Towards the end of April, I dusted off my “Tiny Little” library template and started writing a native lib to communicate with the mooltipass. Today, I finally have it talking.
Now, I won’t pretend that it took the entire time. Of course I’ve got a full time job. I also enjoy doing other things in my “free time”. The current line-count is on 815. That’s including comments and whitespace. So not a huge amount of code by any means.
It has caused me no end of pain though.
I decided that libusb was a sensible solution as I could “easily” communicate with a USB device without caring too much (or so I thought) about which OS I was running on. The documentation provided on the libusb website seemed comprehensive and helpful. Until I started using it. I assume that there is some kind of previously expected knowledge but when trying to work out the correct order to call libusb functions in, it seemed to me that it would omit them sometimes. I eventually found a few by trawling through vaguely relevant forum threads.
At this point I’m still only using synchronous communication with the mooltipass device, which for my test case (device status) is acceptable. For retrieving credentials you’re almost certainly going to want an asynchronous interface. For the synchronous case, this appears to be the correct sequence (semi-pseudocode):
if(libusb_kernel_driver_active(handle, 0)) libusb_detach_kernel_driver(handle, 0); libusb_claim_interface(handle, 0); libusb_interrupt_transfer(handle, LIBUSB_ENDPOINT_OUT | 2, buffer, size, &size, 0); libusb_release_interface(handle, 0); if(detachedKernelDriver) libusb_attach_kernel_driver(handle, 0);
My first major mistake, which I discovered only far too late, is that not all OSs are created equal. I had been prodding the mooltipass with a small sample program I created, running on my MacBook, simply because it was the first computer I got to. I could not get it to work at all. If I called libusb_claim_interface, it returned LIBUSB_ERROR_ACCESS, claiming that I didn’t have the correct permissions to access the device. It even did this if I tried to run it as root. If I ignored the claim, and went on to attempt to send the data anyway, I would get LIBUSB_ERROR_NOT_FOUND, which wasn’t even documented as a valid return value for that function. Clearly it wasn’t having it.

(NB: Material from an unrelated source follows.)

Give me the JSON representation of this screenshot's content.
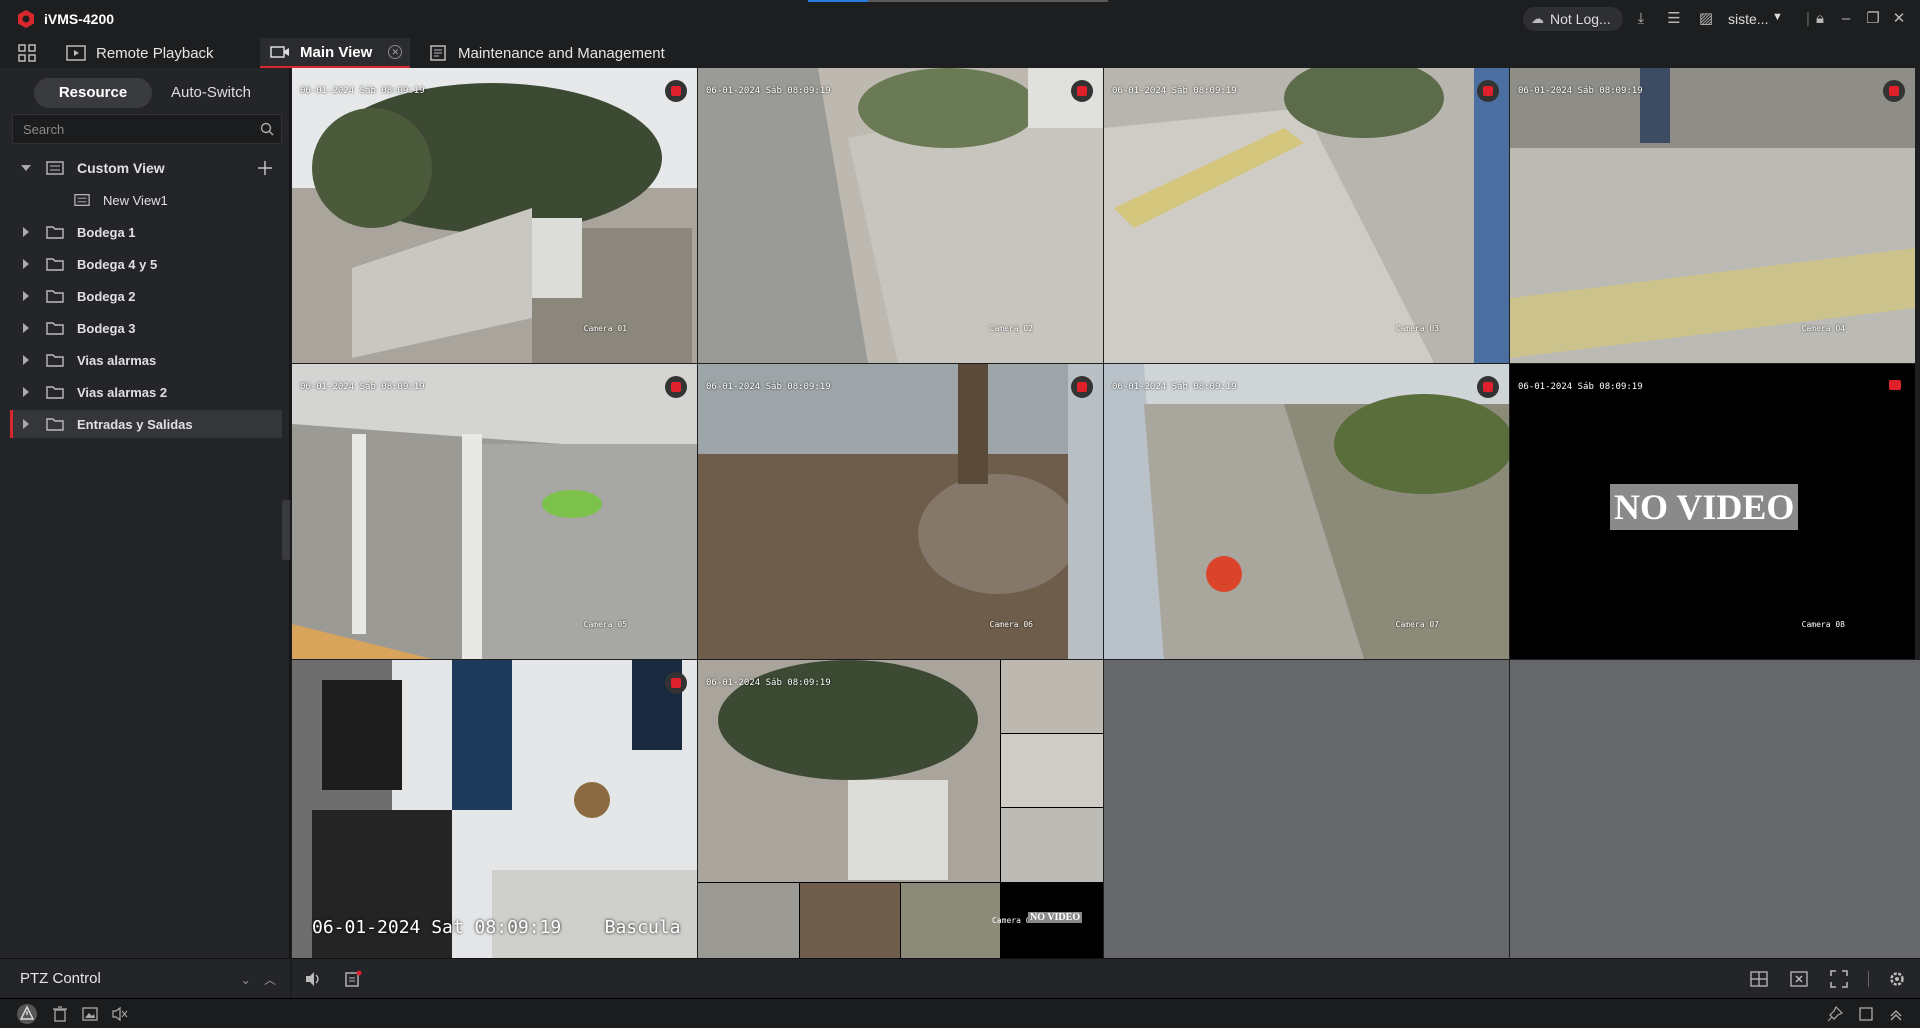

When I changed to working on my Linux netbook, everything worked a little bit smoother. I still got a LIBUSB_ERROR_ACCESS when attempting to claim the interface, but I could set the udev rule to give me access. This uncovered some differences with how Linux distros handle groups but I got it working. I also discovered that I had to detach the kernel driver, as I believe the OS doesn’t allow you to attach to something that it’s attached it’s generic HID driver to.
So, what does this mean? Well, right now, it means I can find the current status of a connected Mooltipass. That isn’t particularly great. Soon, hopefully I will have the ability to retrieve and store credentials on the device. That is when it gets a bit more interesting. My first proof of concept, I think, will be to attempt to hook it into slock, which I’m currently using on my netbook. Once that works, maybe I’ll see what other things I can hook up to have mooltipass support.
And if anyone wants to help and contribute, please give me a shout!